Dataset excerpts
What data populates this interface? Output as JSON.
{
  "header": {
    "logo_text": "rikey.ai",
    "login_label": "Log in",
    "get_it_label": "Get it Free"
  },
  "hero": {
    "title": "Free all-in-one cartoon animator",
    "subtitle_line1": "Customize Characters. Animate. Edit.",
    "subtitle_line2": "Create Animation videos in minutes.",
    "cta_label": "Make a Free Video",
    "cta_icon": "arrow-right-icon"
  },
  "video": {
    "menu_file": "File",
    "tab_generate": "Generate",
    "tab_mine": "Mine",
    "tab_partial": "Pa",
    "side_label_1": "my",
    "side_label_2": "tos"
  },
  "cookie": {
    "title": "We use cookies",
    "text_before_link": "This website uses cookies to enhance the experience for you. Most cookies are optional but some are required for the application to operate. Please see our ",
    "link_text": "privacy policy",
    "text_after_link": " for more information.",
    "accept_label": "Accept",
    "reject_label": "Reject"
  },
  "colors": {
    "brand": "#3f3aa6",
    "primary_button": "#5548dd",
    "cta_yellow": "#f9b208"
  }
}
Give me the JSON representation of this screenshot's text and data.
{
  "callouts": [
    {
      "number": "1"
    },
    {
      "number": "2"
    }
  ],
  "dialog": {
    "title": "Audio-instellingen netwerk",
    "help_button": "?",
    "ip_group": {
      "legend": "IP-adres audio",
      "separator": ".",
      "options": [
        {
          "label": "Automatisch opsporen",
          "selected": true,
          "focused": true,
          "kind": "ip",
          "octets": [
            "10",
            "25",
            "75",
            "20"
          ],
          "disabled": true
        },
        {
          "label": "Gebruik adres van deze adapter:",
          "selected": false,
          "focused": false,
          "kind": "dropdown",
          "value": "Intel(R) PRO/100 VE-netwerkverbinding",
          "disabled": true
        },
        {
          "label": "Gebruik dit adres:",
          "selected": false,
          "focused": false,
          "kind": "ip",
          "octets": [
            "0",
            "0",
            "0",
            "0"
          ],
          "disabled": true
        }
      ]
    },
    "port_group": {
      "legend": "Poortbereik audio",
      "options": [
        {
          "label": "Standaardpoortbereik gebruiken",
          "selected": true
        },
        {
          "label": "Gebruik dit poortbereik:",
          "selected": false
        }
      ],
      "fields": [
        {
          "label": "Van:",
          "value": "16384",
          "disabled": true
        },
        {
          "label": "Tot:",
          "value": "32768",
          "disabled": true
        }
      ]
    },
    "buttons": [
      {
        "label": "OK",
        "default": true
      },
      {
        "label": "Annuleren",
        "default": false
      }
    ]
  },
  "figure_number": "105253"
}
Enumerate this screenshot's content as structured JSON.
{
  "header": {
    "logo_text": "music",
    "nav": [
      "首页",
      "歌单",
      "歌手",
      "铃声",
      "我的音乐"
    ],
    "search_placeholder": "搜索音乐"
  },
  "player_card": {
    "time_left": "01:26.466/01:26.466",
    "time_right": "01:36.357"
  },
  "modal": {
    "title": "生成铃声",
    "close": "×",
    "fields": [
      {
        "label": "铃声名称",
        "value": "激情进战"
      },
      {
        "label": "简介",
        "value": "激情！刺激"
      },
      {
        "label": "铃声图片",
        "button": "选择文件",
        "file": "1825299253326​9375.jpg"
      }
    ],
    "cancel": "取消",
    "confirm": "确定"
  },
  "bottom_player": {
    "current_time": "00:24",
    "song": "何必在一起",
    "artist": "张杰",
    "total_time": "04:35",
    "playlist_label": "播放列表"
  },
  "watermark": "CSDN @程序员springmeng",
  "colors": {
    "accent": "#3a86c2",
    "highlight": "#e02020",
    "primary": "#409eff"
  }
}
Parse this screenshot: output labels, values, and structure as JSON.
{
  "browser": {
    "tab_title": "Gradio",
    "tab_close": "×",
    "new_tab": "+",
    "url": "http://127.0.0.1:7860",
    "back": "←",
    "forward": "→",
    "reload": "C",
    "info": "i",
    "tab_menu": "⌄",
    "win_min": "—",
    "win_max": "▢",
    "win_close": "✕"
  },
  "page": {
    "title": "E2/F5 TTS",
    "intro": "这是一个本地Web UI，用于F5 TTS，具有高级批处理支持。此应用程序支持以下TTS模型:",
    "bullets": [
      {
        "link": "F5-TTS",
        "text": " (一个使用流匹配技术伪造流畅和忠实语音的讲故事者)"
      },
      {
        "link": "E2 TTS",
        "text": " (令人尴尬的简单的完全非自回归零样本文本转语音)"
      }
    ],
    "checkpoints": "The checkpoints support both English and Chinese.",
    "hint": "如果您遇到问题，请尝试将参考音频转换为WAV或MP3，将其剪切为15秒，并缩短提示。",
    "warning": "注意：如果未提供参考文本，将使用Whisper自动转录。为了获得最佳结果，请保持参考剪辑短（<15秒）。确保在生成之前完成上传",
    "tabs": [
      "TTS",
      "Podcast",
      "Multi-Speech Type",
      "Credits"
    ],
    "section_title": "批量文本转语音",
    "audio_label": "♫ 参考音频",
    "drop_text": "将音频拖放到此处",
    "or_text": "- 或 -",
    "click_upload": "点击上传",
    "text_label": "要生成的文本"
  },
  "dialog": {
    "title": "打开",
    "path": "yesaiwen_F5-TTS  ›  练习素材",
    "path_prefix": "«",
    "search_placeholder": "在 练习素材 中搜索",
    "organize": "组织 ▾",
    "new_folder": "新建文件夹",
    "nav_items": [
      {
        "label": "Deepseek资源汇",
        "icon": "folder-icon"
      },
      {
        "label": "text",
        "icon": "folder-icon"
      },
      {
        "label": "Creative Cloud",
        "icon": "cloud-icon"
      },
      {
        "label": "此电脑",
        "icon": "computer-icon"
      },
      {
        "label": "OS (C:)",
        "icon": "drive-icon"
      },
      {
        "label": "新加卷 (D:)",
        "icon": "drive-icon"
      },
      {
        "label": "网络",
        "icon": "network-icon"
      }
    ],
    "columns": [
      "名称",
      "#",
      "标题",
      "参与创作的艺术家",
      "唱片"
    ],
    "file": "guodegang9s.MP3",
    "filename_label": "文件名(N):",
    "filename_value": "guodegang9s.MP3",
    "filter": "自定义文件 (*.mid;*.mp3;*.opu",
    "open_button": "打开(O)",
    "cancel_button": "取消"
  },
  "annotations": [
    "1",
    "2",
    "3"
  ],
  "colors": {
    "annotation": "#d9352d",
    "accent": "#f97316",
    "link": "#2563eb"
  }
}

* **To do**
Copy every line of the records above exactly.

* **Solution below**
What data populates this interface? Output as JSON.
{
  "header": {
    "logo_text": "rikey.ai",
    "login_label": "Log in",
    "get_it_label": "Get it Free"
  },
  "hero": {
    "title": "Free all-in-one cartoon animator",
    "subtitle_line1": "Customize Characters. Animate. Edit.",
    "subtitle_line2": "Create Animation videos in minutes.",
    "cta_label": "Make a Free Video",
    "cta_icon": "arrow-right-icon"
  },
  "video": {
    "menu_file": "File",
    "tab_generate": "Generate",
    "tab_mine": "Mine",
    "tab_partial": "Pa",
    "side_label_1": "my",
    "side_label_2": "tos"
  },
  "cookie": {
    "title": "We use cookies",
    "text_before_link": "This website uses cookies to enhance the experience for you. Most cookies are optional but some are required for the application to operate. Please see our ",
    "link_text": "privacy policy",
    "text_after_link": " for more information.",
    "accept_label": "Accept",
    "reject_label": "Reject"
  },
  "colors": {
    "brand": "#3f3aa6",
    "primary_button": "#5548dd",
    "cta_yellow": "#f9b208"
  }
}
Give me the JSON representation of this screenshot's text and data.
{
  "callouts": [
    {
      "number": "1"
    },
    {
      "number": "2"
    }
  ],
  "dialog": {
    "title": "Audio-instellingen netwerk",
    "help_button": "?",
    "ip_group": {
      "legend": "IP-adres audio",
      "separator": ".",
      "options": [
        {
          "label": "Automatisch opsporen",
          "selected": true,
          "focused": true,
          "kind": "ip",
          "octets": [
            "10",
            "25",
            "75",
            "20"
          ],
          "disabled": true
        },
        {
          "label": "Gebruik adres van deze adapter:",
          "selected": false,
          "focused": false,
          "kind": "dropdown",
          "value": "Intel(R) PRO/100 VE-netwerkverbinding",
          "disabled": true
        },
        {
          "label": "Gebruik dit adres:",
          "selected": false,
          "focused": false,
          "kind": "ip",
          "octets": [
            "0",
            "0",
            "0",
            "0"
          ],
          "disabled": true
        }
      ]
    },
    "port_group": {
      "legend": "Poortbereik audio",
      "options": [
        {
          "label": "Standaardpoortbereik gebruiken",
          "selected": true
        },
        {
          "label": "Gebruik dit poortbereik:",
          "selected": false
        }
      ],
      "fields": [
        {
          "label": "Van:",
          "value": "16384",
          "disabled": true
        },
        {
          "label": "Tot:",
          "value": "32768",
          "disabled": true
        }
      ]
    },
    "buttons": [
      {
        "label": "OK",
        "default": true
      },
      {
        "label": "Annuleren",
        "default": false
      }
    ]
  },
  "figure_number": "105253"
}
Enumerate this screenshot's content as structured JSON.
{
  "header": {
    "logo_text": "music",
    "nav": [
      "首页",
      "歌单",
      "歌手",
      "铃声",
      "我的音乐"
    ],
    "search_placeholder": "搜索音乐"
  },
  "player_card": {
    "time_left": "01:26.466/01:26.466",
    "time_right": "01:36.357"
  },
  "modal": {
    "title": "生成铃声",
    "close": "×",
    "fields": [
      {
        "label": "铃声名称",
        "value": "激情进战"
      },
      {
        "label": "简介",
        "value": "激情！刺激"
      },
      {
        "label": "铃声图片",
        "button": "选择文件",
        "file": "1825299253326​9375.jpg"
      }
    ],
    "cancel": "取消",
    "confirm": "确定"
  },
  "bottom_player": {
    "current_time": "00:24",
    "song": "何必在一起",
    "artist": "张杰",
    "total_time": "04:35",
    "playlist_label": "播放列表"
  },
  "watermark": "CSDN @程序员springmeng",
  "colors": {
    "accent": "#3a86c2",
    "highlight": "#e02020",
    "primary": "#409eff"
  }
}
Parse this screenshot: output labels, values, and structure as JSON.
{
  "browser": {
    "tab_title": "Gradio",
    "tab_close": "×",
    "new_tab": "+",
    "url": "http://127.0.0.1:7860",
    "back": "←",
    "forward": "→",
    "reload": "C",
    "info": "i",
    "tab_menu": "⌄",
    "win_min": "—",
    "win_max": "▢",
    "win_close": "✕"
  },
  "page": {
    "title": "E2/F5 TTS",
    "intro": "这是一个本地Web UI，用于F5 TTS，具有高级批处理支持。此应用程序支持以下TTS模型:",
    "bullets": [
      {
        "link": "F5-TTS",
        "text": " (一个使用流匹配技术伪造流畅和忠实语音的讲故事者)"
      },
      {
        "link": "E2 TTS",
        "text": " (令人尴尬的简单的完全非自回归零样本文本转语音)"
      }
    ],
    "checkpoints": "The checkpoints support both English and Chinese.",
    "hint": "如果您遇到问题，请尝试将参考音频转换为WAV或MP3，将其剪切为15秒，并缩短提示。",
    "warning": "注意：如果未提供参考文本，将使用Whisper自动转录。为了获得最佳结果，请保持参考剪辑短（<15秒）。确保在生成之前完成上传",
    "tabs": [
      "TTS",
      "Podcast",
      "Multi-Speech Type",
      "Credits"
    ],
    "section_title": "批量文本转语音",
    "audio_label": "♫ 参考音频",
    "drop_text": "将音频拖放到此处",
    "or_text": "- 或 -",
    "click_upload": "点击上传",
    "text_label": "要生成的文本"
  },
  "dialog": {
    "title": "打开",
    "path": "yesaiwen_F5-TTS  ›  练习素材",
    "path_prefix": "«",
    "search_placeholder": "在 练习素材 中搜索",
    "organize": "组织 ▾",
    "new_folder": "新建文件夹",
    "nav_items": [
      {
        "label": "Deepseek资源汇",
        "icon": "folder-icon"
      },
      {
        "label": "text",
        "icon": "folder-icon"
      },
      {
        "label": "Creative Cloud",
        "icon": "cloud-icon"
      },
      {
        "label": "此电脑",
        "icon": "computer-icon"
      },
      {
        "label": "OS (C:)",
        "icon": "drive-icon"
      },
      {
        "label": "新加卷 (D:)",
        "icon": "drive-icon"
      },
      {
        "label": "网络",
        "icon": "network-icon"
      }
    ],
    "columns": [
      "名称",
      "#",
      "标题",
      "参与创作的艺术家",
      "唱片"
    ],
    "file": "guodegang9s.MP3",
    "filename_label": "文件名(N):",
    "filename_value": "guodegang9s.MP3",
    "filter": "自定义文件 (*.mid;*.mp3;*.opu",
    "open_button": "打开(O)",
    "cancel_button": "取消"
  },
  "annotations": [
    "1",
    "2",
    "3"
  ],
  "colors": {
    "annotation": "#d9352d",
    "accent": "#f97316",
    "link": "#2563eb"
  }
}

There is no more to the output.